2C turns out to be a little more illusive as the acoustics of this setup cause 1C to be largely the same as 2C as the sound leaves the little 3" speaker… both have the same crack sound though 2C is a little bit quieter. When I listen to the sound directly by tilting the rubber stopper on the bean chute, the sound of 2C has the sound of a snap and is distinctly different than the sound of 1C which is literally the sound of something cracking. I guess the issue may be the fidelity of assembled components which limits the higher frequency components of the 2C snap but includes the lower frequency parts that are similar to 1C though not as loud.
Next I’ll try to figure out the integrated recorder so I can save a sound clip of 1C and another of 2C to play thru a tunable audio spectrum analyzer on my laptop (post-roast).
Is that a relevant topic for you, do you really roast until 2C? That would be too dark for me, even for espresso.
This is what I use works great
The little one I stopped using, silicone tubing is attached to the metal part.
I routinely choose beans beans that respond well to a dark roast. So yes, picking out the sound of 2C is important for my needs.
@timcmillen2knj From the pic I’m not sure what I’m looking at… are these microphones? And you connect via the tubular end to a silicone tube which is inserted into the tryer port? I assume you’re not using 2 mics at the same time, but… ??
It’s a stethoscope, the metal part with the cooling fins go into the tryer port.
So- for direct listening then?
Yes, direct listening. Works great I can hear different levels of first crack, some are loud some much softer but still hear able.
Any way you’d be able to post a clearer picture of your set up for this? Thanks! I am not sure how this all “hangs together” looking at your picture, and what is the “cooling fins” you referred to in your post with the picture. I am intrigued about using a stethoscope as a solution.
Here is a better pic

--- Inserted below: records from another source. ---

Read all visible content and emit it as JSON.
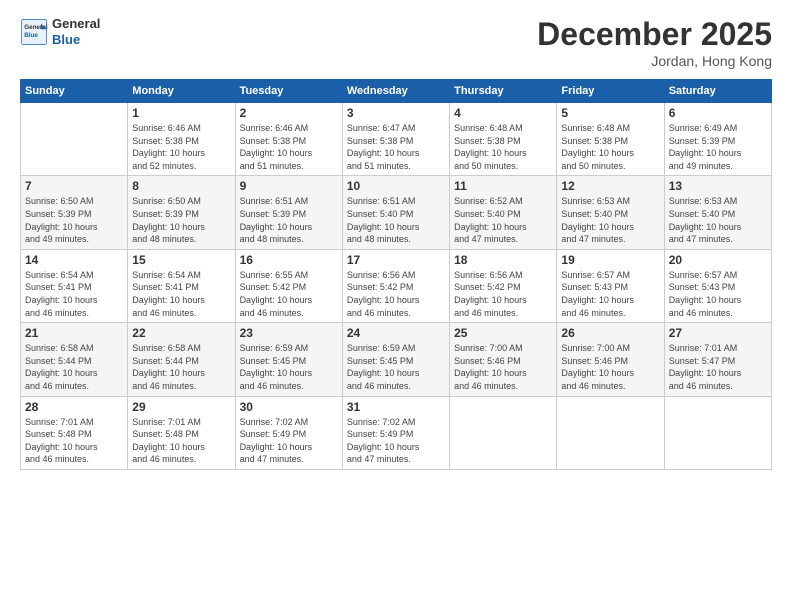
{
  "logo": {
    "line1": "General",
    "line2": "Blue"
  },
  "title": "December 2025",
  "location": "Jordan, Hong Kong",
  "days_header": [
    "Sunday",
    "Monday",
    "Tuesday",
    "Wednesday",
    "Thursday",
    "Friday",
    "Saturday"
  ],
  "weeks": [
    [
      {
        "day": "",
        "info": ""
      },
      {
        "day": "1",
        "info": "Sunrise: 6:46 AM\nSunset: 5:38 PM\nDaylight: 10 hours\nand 52 minutes."
      },
      {
        "day": "2",
        "info": "Sunrise: 6:46 AM\nSunset: 5:38 PM\nDaylight: 10 hours\nand 51 minutes."
      },
      {
        "day": "3",
        "info": "Sunrise: 6:47 AM\nSunset: 5:38 PM\nDaylight: 10 hours\nand 51 minutes."
      },
      {
        "day": "4",
        "info": "Sunrise: 6:48 AM\nSunset: 5:38 PM\nDaylight: 10 hours\nand 50 minutes."
      },
      {
        "day": "5",
        "info": "Sunrise: 6:48 AM\nSunset: 5:38 PM\nDaylight: 10 hours\nand 50 minutes."
      },
      {
        "day": "6",
        "info": "Sunrise: 6:49 AM\nSunset: 5:39 PM\nDaylight: 10 hours\nand 49 minutes."
      }
    ],
    [
      {
        "day": "7",
        "info": "Sunrise: 6:50 AM\nSunset: 5:39 PM\nDaylight: 10 hours\nand 49 minutes."
      },
      {
        "day": "8",
        "info": "Sunrise: 6:50 AM\nSunset: 5:39 PM\nDaylight: 10 hours\nand 48 minutes."
      },
      {
        "day": "9",
        "info": "Sunrise: 6:51 AM\nSunset: 5:39 PM\nDaylight: 10 hours\nand 48 minutes."
      },
      {
        "day": "10",
        "info": "Sunrise: 6:51 AM\nSunset: 5:40 PM\nDaylight: 10 hours\nand 48 minutes."
      },
      {
        "day": "11",
        "info": "Sunrise: 6:52 AM\nSunset: 5:40 PM\nDaylight: 10 hours\nand 47 minutes."
      },
      {
        "day": "12",
        "info": "Sunrise: 6:53 AM\nSunset: 5:40 PM\nDaylight: 10 hours\nand 47 minutes."
      },
      {
        "day": "13",
        "info": "Sunrise: 6:53 AM\nSunset: 5:40 PM\nDaylight: 10 hours\nand 47 minutes."
      }
    ],
    [
      {
        "day": "14",
        "info": "Sunrise: 6:54 AM\nSunset: 5:41 PM\nDaylight: 10 hours\nand 46 minutes."
      },
      {
        "day": "15",
        "info": "Sunrise: 6:54 AM\nSunset: 5:41 PM\nDaylight: 10 hours\nand 46 minutes."
      },
      {
        "day": "16",
        "info": "Sunrise: 6:55 AM\nSunset: 5:42 PM\nDaylight: 10 hours\nand 46 minutes."
      },
      {
        "day": "17",
        "info": "Sunrise: 6:56 AM\nSunset: 5:42 PM\nDaylight: 10 hours\nand 46 minutes."
      },
      {
        "day": "18",
        "info": "Sunrise: 6:56 AM\nSunset: 5:42 PM\nDaylight: 10 hours\nand 46 minutes."
      },
      {
        "day": "19",
        "info": "Sunrise: 6:57 AM\nSunset: 5:43 PM\nDaylight: 10 hours\nand 46 minutes."
      },
      {
        "day": "20",
        "info": "Sunrise: 6:57 AM\nSunset: 5:43 PM\nDaylight: 10 hours\nand 46 minutes."
      }
    ],
    [
      {
        "day": "21",
        "info": "Sunrise: 6:58 AM\nSunset: 5:44 PM\nDaylight: 10 hours\nand 46 minutes."
      },
      {
        "day": "22",
        "info": "Sunrise: 6:58 AM\nSunset: 5:44 PM\nDaylight: 10 hours\nand 46 minutes."
      },
      {
        "day": "23",
        "info": "Sunrise: 6:59 AM\nSunset: 5:45 PM\nDaylight: 10 hours\nand 46 minutes."
      },
      {
        "day": "24",
        "info": "Sunrise: 6:59 AM\nSunset: 5:45 PM\nDaylight: 10 hours\nand 46 minutes."
      },
      {
        "day": "25",
        "info": "Sunrise: 7:00 AM\nSunset: 5:46 PM\nDaylight: 10 hours\nand 46 minutes."
      },
      {
        "day": "26",
        "info": "Sunrise: 7:00 AM\nSunset: 5:46 PM\nDaylight: 10 hours\nand 46 minutes."
      },
      {
        "day": "27",
        "info": "Sunrise: 7:01 AM\nSunset: 5:47 PM\nDaylight: 10 hours\nand 46 minutes."
      }
    ],
    [
      {
        "day": "28",
        "info": "Sunrise: 7:01 AM\nSunset: 5:48 PM\nDaylight: 10 hours\nand 46 minutes."
      },
      {
        "day": "29",
        "info": "Sunrise: 7:01 AM\nSunset: 5:48 PM\nDaylight: 10 hours\nand 46 minutes."
      },
      {
        "day": "30",
        "info": "Sunrise: 7:02 AM\nSunset: 5:49 PM\nDaylight: 10 hours\nand 47 minutes."
      },
      {
        "day": "31",
        "info": "Sunrise: 7:02 AM\nSunset: 5:49 PM\nDaylight: 10 hours\nand 47 minutes."
      },
      {
        "day": "",
        "info": ""
      },
      {
        "day": "",
        "info": ""
      },
      {
        "day": "",
        "info": ""
      }
    ]
  ]
}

1/2" copper pipe with a cap, cut out the trier groove, used an old closet clothes rod dowel, and put my old mechanics stethoscope on it. Can hear FC even on decaf now. But… one of these harbor freight stethoscopes with the tube placed just under the drop door where all the chaff falls out, works about 85% as well. That way, you can leave your trier in.